For starters, the over-complication of the seeding system should be the first thing to go. There is no need to continue to contrive an East-West element to the format, whereby teams are switched into a different conference bracket if the playoff qualifiers from each division are uneven.

Seeding the teams from No. 1 to no. 8 and having them play off in a traditional bracket (Nos. 1 v. 8, Nos. 2 v. 7, etc.), would be far more sensible and has no real downside.

Instead, this year brought a faintly ludicrous scenario in which the Colorado Rapids were actually rewarded for surrendering a two-goal lead to tie their final regular season game against Real Salt Lake.

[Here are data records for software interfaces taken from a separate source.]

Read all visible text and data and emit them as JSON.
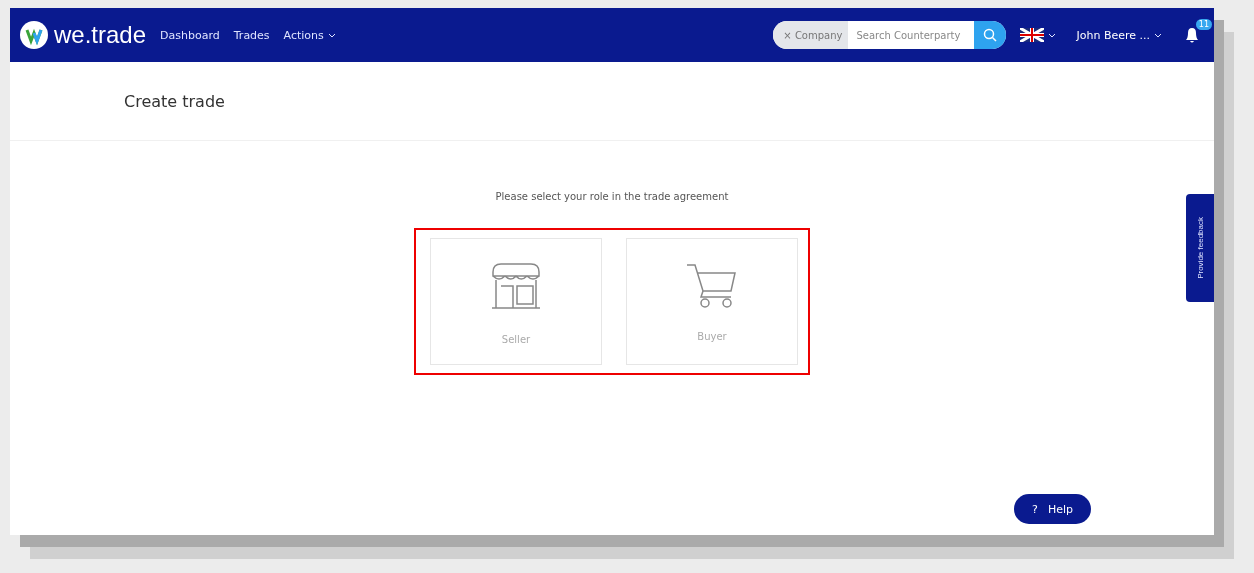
{
  "header": {
    "brand": "we.trade",
    "nav": [
      {
        "label": "Dashboard",
        "kind": "link"
      },
      {
        "label": "Trades",
        "kind": "link"
      },
      {
        "label": "Actions",
        "kind": "dropdown"
      }
    ],
    "search": {
      "filter": "× Company",
      "placeholder": "Search Counterparty"
    },
    "user": "John Beere ...",
    "notifications": "11"
  },
  "page_title": "Create trade",
  "prompt": "Please select your role in the trade agreement",
  "roles": [
    {
      "kind": "seller",
      "label": "Seller"
    },
    {
      "kind": "buyer",
      "label": "Buyer"
    }
  ],
  "feedback_tab": "Provide feedback",
  "help_button": {
    "icon": "?",
    "label": "Help"
  }
}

If they had won, they would have finished fourth in the West and been placed against the league-leading Galaxy in the opening round of the playoffs.


But the tie against Salt Lake pushed the Rapids down to fifth place in the Western Conference (six West teams and two East teams reached the playoffs), which meant they were switched to the East bracket – setting up an easier clash with a stuttering Columbus side.

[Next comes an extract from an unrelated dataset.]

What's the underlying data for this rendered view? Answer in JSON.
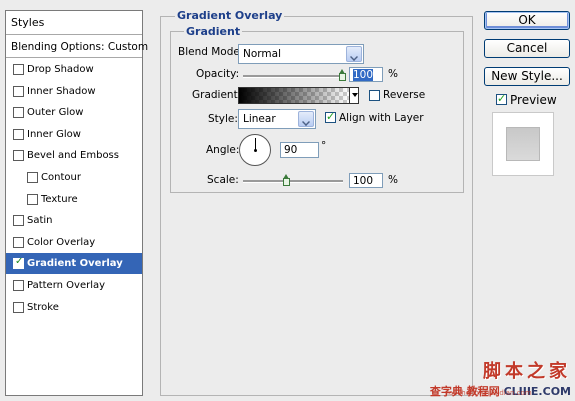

Confused? No surprise there. Such a concept is enough to make a statistician break out in a cold sweat.

There is no suggestion that the Rapids deliberately threw away their lead to give themselves a more advantageous position in the postseason, but the fact remains that the existence of a scenario effectively punishing success is wrong – plain and simple.

Furthermore, the setup of the opening round of the playoffs delivers a slap in the face to the importance of the regular season by offering no real reward for the higher-finishing team.


Teams play a home-and-home series, with the higher seed being given a marginal edge by playing the second leg on its own field. The winners progress to the conference finals, a one-off game at the home field of the higher seed.

The theory behind the current idea is that every team which makes the playoffs should get a home game, but that is a wan to finance rather than a genuine reward based on merit.

Reversing the system by making the first round a one-off game and the conference finals home-and-home would be a major step in the right direction.

MLS is a smart league backed by some deep-pocketed and savvy business people. Its future remains bright, despite the release of some sketchy television rating reports last week.

The smartest move it could make for its postseason?

Keep it simple.